What are the stages of fatty acid synthesis?
Fatty acid synthesis is the creation of fatty acids from acetyl-CoA and NADPH through the action of enzymes called fatty acid synthases. This process takes place in the cytoplasm of the cell. Most of the acetyl-CoA which is converted into fatty acids is derived from carbohydrates via the glycolytic pathway.
How many acetyl CoA are in a fatty acid?
A single C18 fatty acid is broken into 9 acetyl-CoA which by way of the TCA cycle and electron transport chain produces 90 ATP. The same number of carbons from glucose (three glucose molecules) would also produce 90 ATP.
What stimulates fatty acid synthesis?
Insulin stimulates fatty acid synthesis by activating the carboxylase, whereas glucagon and epinephrine have the reverse effect. The levels of citrate, palmitoyl CoA, and AMP within a cell also exert control. Citrate, a signal that building blocks and energy are abundant, activates the carboxylase.
Does fatty acid oxidation require oxygen?
Fatty acids are broken down by progressively cleaving two carbon bits and converting these to acetyl coenzyme A. The acetyl CoA is the oxidized by the same citric acid cycle involved in the metabolism of glucose. … The only biological drawback to this, and other, forms of oxidative metabolism is its dependence on oxygen.
Why does fatty acid oxidation occur?
Fatty acid oxidation also occurs in peroxisomes when the fatty acid chains are too long to be handled by the mitochondria. The same enzymes are used in peroxisomes as in the mitochondrial matrix, and acetyl-CoA is generated.
How do I lower my fatty acids in my blood?
To lower your levels of cholesterol and triglycerides, stay at a healthy weight, do moderate to intense physical activity most days of the week, and eat a diet rich in vitamins, minerals, and fiber. Don’t eat foods that are high in sugar.
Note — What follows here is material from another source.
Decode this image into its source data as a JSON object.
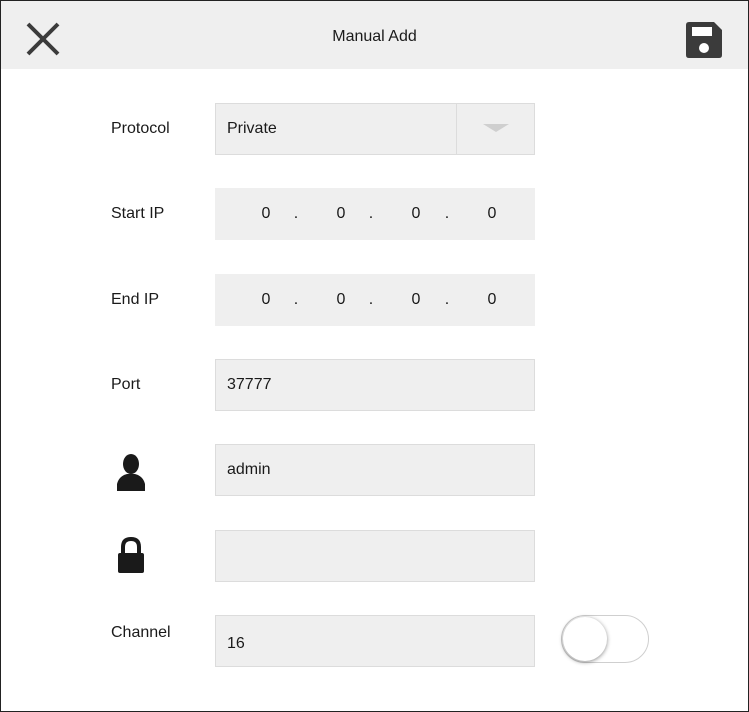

Also don’t drink a lot of alcohol.
What is the role of Thiolase in β oxidation of fatty acids?
Thiolases are ubiquitous enzymes that have key roles in many vital biochemical pathways, including the beta oxidation pathway of fatty acid degradation and various biosynthetic pathways. … The formation of a carbon–carbon bond is a key step in the biosynthetic pathways by which fatty acids and polyketide are made.
How do fatty acids get into the mitochondria?
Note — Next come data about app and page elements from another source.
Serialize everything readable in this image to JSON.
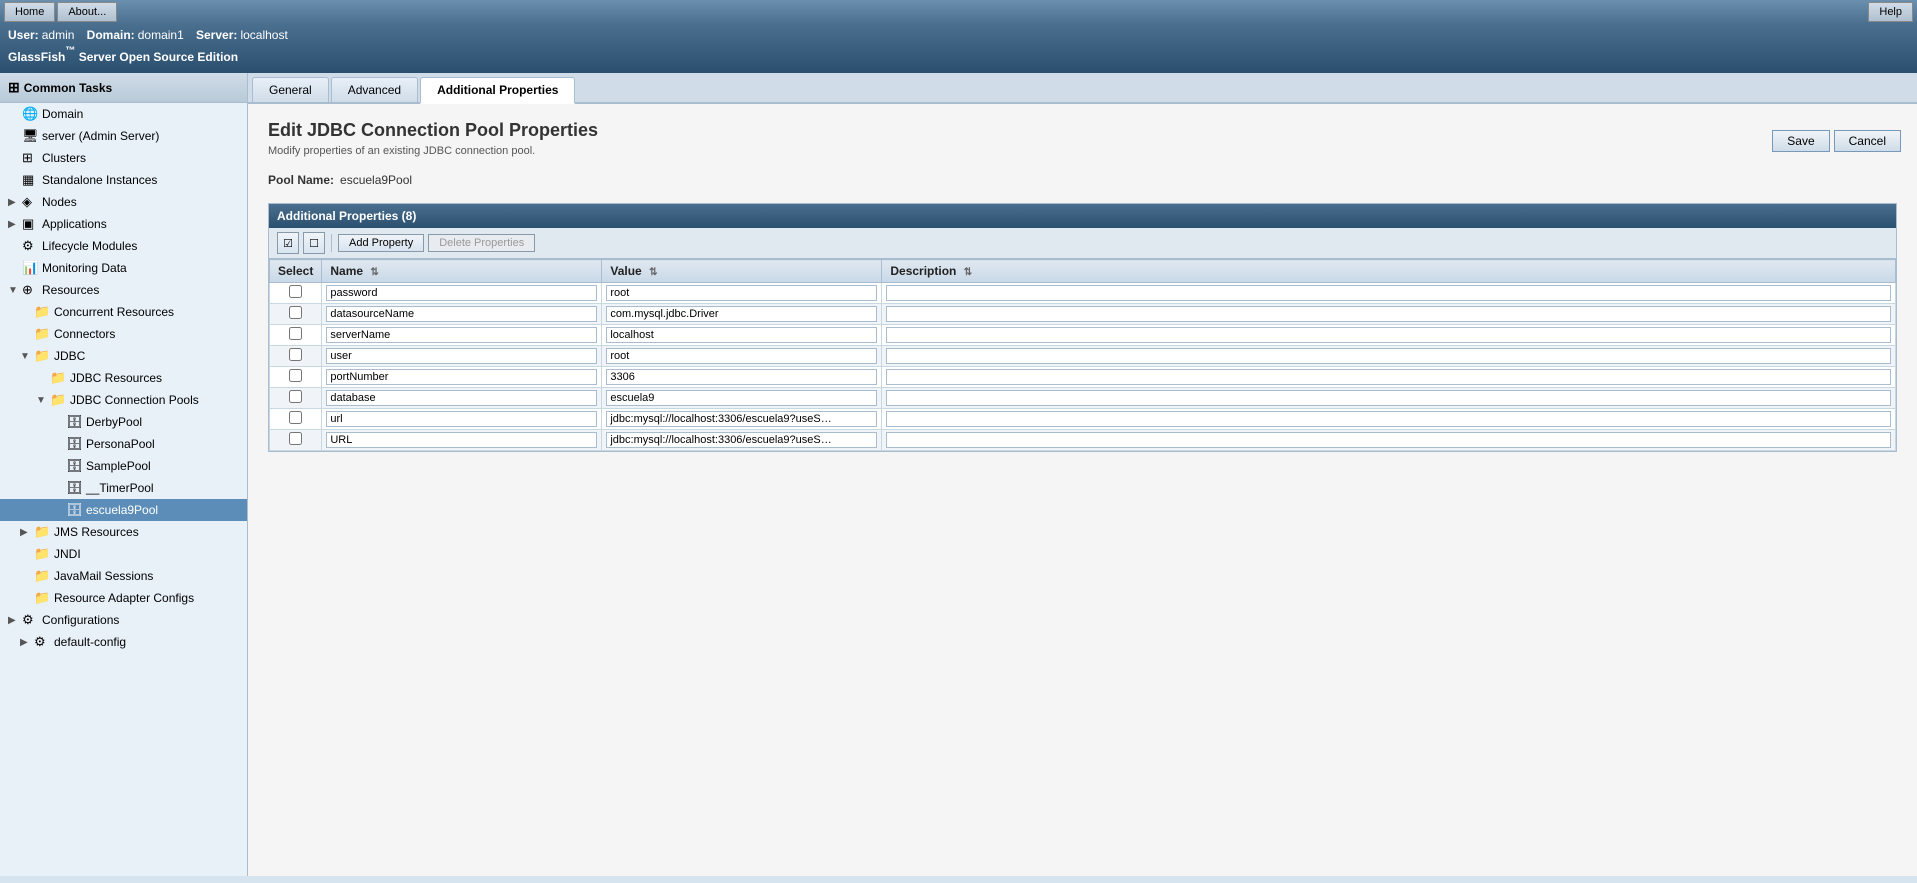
{
  "topbar": {
    "home_label": "Home",
    "about_label": "About...",
    "help_label": "Help"
  },
  "header": {
    "user": "admin",
    "domain": "domain1",
    "server": "localhost",
    "title": "GlassFish",
    "title_super": "™",
    "title_rest": " Server Open Source Edition"
  },
  "sidebar": {
    "header": "Common Tasks",
    "items": [
      {
        "id": "domain",
        "label": "Domain",
        "indent": 1,
        "icon": "globe",
        "expand": ""
      },
      {
        "id": "server",
        "label": "server (Admin Server)",
        "indent": 1,
        "icon": "server",
        "expand": ""
      },
      {
        "id": "clusters",
        "label": "Clusters",
        "indent": 1,
        "icon": "cluster",
        "expand": ""
      },
      {
        "id": "standalone",
        "label": "Standalone Instances",
        "indent": 1,
        "icon": "list",
        "expand": ""
      },
      {
        "id": "nodes",
        "label": "Nodes",
        "indent": 1,
        "icon": "node",
        "expand": "▶"
      },
      {
        "id": "applications",
        "label": "Applications",
        "indent": 1,
        "icon": "app",
        "expand": "▶"
      },
      {
        "id": "lifecycle",
        "label": "Lifecycle Modules",
        "indent": 1,
        "icon": "lifecycle",
        "expand": ""
      },
      {
        "id": "monitoring",
        "label": "Monitoring Data",
        "indent": 1,
        "icon": "monitor",
        "expand": ""
      },
      {
        "id": "resources",
        "label": "Resources",
        "indent": 1,
        "icon": "resource",
        "expand": "▼"
      },
      {
        "id": "concurrent",
        "label": "Concurrent Resources",
        "indent": 2,
        "icon": "folder",
        "expand": ""
      },
      {
        "id": "connectors",
        "label": "Connectors",
        "indent": 2,
        "icon": "folder",
        "expand": ""
      },
      {
        "id": "jdbc",
        "label": "JDBC",
        "indent": 2,
        "icon": "folder",
        "expand": "▼"
      },
      {
        "id": "jdbc-resources",
        "label": "JDBC Resources",
        "indent": 3,
        "icon": "folder",
        "expand": ""
      },
      {
        "id": "jdbc-pools",
        "label": "JDBC Connection Pools",
        "indent": 3,
        "icon": "folder",
        "expand": "▼"
      },
      {
        "id": "derbypool",
        "label": "DerbyPool",
        "indent": 4,
        "icon": "db",
        "expand": ""
      },
      {
        "id": "personapool",
        "label": "PersonaPool",
        "indent": 4,
        "icon": "db",
        "expand": ""
      },
      {
        "id": "samplepool",
        "label": "SamplePool",
        "indent": 4,
        "icon": "db",
        "expand": ""
      },
      {
        "id": "timerpool",
        "label": "__TimerPool",
        "indent": 4,
        "icon": "db",
        "expand": ""
      },
      {
        "id": "escuela9pool",
        "label": "escuela9Pool",
        "indent": 4,
        "icon": "db",
        "expand": "",
        "selected": true
      },
      {
        "id": "jms",
        "label": "JMS Resources",
        "indent": 2,
        "icon": "folder",
        "expand": "▶"
      },
      {
        "id": "jndi",
        "label": "JNDI",
        "indent": 2,
        "icon": "folder",
        "expand": ""
      },
      {
        "id": "javamail",
        "label": "JavaMail Sessions",
        "indent": 2,
        "icon": "folder",
        "expand": ""
      },
      {
        "id": "resource-adapter",
        "label": "Resource Adapter Configs",
        "indent": 2,
        "icon": "folder",
        "expand": ""
      },
      {
        "id": "configurations",
        "label": "Configurations",
        "indent": 1,
        "icon": "config",
        "expand": "▶"
      },
      {
        "id": "default-config",
        "label": "default-config",
        "indent": 2,
        "icon": "config",
        "expand": "▶"
      }
    ]
  },
  "tabs": [
    {
      "id": "general",
      "label": "General",
      "active": false
    },
    {
      "id": "advanced",
      "label": "Advanced",
      "active": false
    },
    {
      "id": "additional",
      "label": "Additional Properties",
      "active": true
    }
  ],
  "page": {
    "title": "Edit JDBC Connection Pool Properties",
    "subtitle": "Modify properties of an existing JDBC connection pool.",
    "pool_name_label": "Pool Name:",
    "pool_name_value": "escuela9Pool",
    "save_label": "Save",
    "cancel_label": "Cancel"
  },
  "properties_table": {
    "header": "Additional Properties (8)",
    "add_property_label": "Add Property",
    "delete_properties_label": "Delete Properties",
    "columns": {
      "select": "Select",
      "name": "Name",
      "value": "Value",
      "description": "Description"
    },
    "rows": [
      {
        "name": "password",
        "value": "root",
        "description": ""
      },
      {
        "name": "datasourceName",
        "value": "com.mysql.jdbc.Driver",
        "description": ""
      },
      {
        "name": "serverName",
        "value": "localhost",
        "description": ""
      },
      {
        "name": "user",
        "value": "root",
        "description": ""
      },
      {
        "name": "portNumber",
        "value": "3306",
        "description": ""
      },
      {
        "name": "database",
        "value": "escuela9",
        "description": ""
      },
      {
        "name": "url",
        "value": "jdbc:mysql://localhost:3306/escuela9?useS…",
        "description": ""
      },
      {
        "name": "URL",
        "value": "jdbc:mysql://localhost:3306/escuela9?useS…",
        "description": ""
      }
    ]
  }
}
The inner mitochondrial membrane is impermeable to fatty acids and a specialized carnitine carrier system operates to transport activated fatty acids from cytosol to mitochondria. Once activated, the acyl CoA is transported into the mitochondrial matrix. … The liberated carnitine returns to the cytosol.
What activates fatty acid oxidation?
Fatty acids are activated before oxidation, utilizing ATP in the presence of CoA-SH and acyl-CoA synthetase. Long-chain acyl-CoA enters mitochondria bound to carnitine. … The bond is broken between the second carbon/beta carbon and the third carbon/gamma carbon, hence the name beta oxidation.
Where does fatty acid oxidation occur?
Oxidation of fatty acids occurs in multiple regions of the cell within the human body; the mitochondria, in which only Beta-oxidation occurs, the peroxisome, where Alpha- and Beta-oxidation occur, and omega-oxidation, which occurs in the endoplasmic reticulum.
Why can’t the brain use fatty acids as fuel?
The brain: … The brain cannot store glycogen. It also cannot use fatty acids as fuels, since albumin can’t cross the blood brain barrier. It can switch to ketone bodies when necessary to minimize protein degradation.
How does fatty acid oxidation produce ATP?
As shown below, the first step of fatty acid oxidation is activation. A CoA molecule is added to the fatty acid to produce acyl-CoA, converting ATP to AMP in the process. Note that in this step, the ATP is converted to AMP, not ADP. Thus, activation uses the equivalent of 2 ATP molecules4.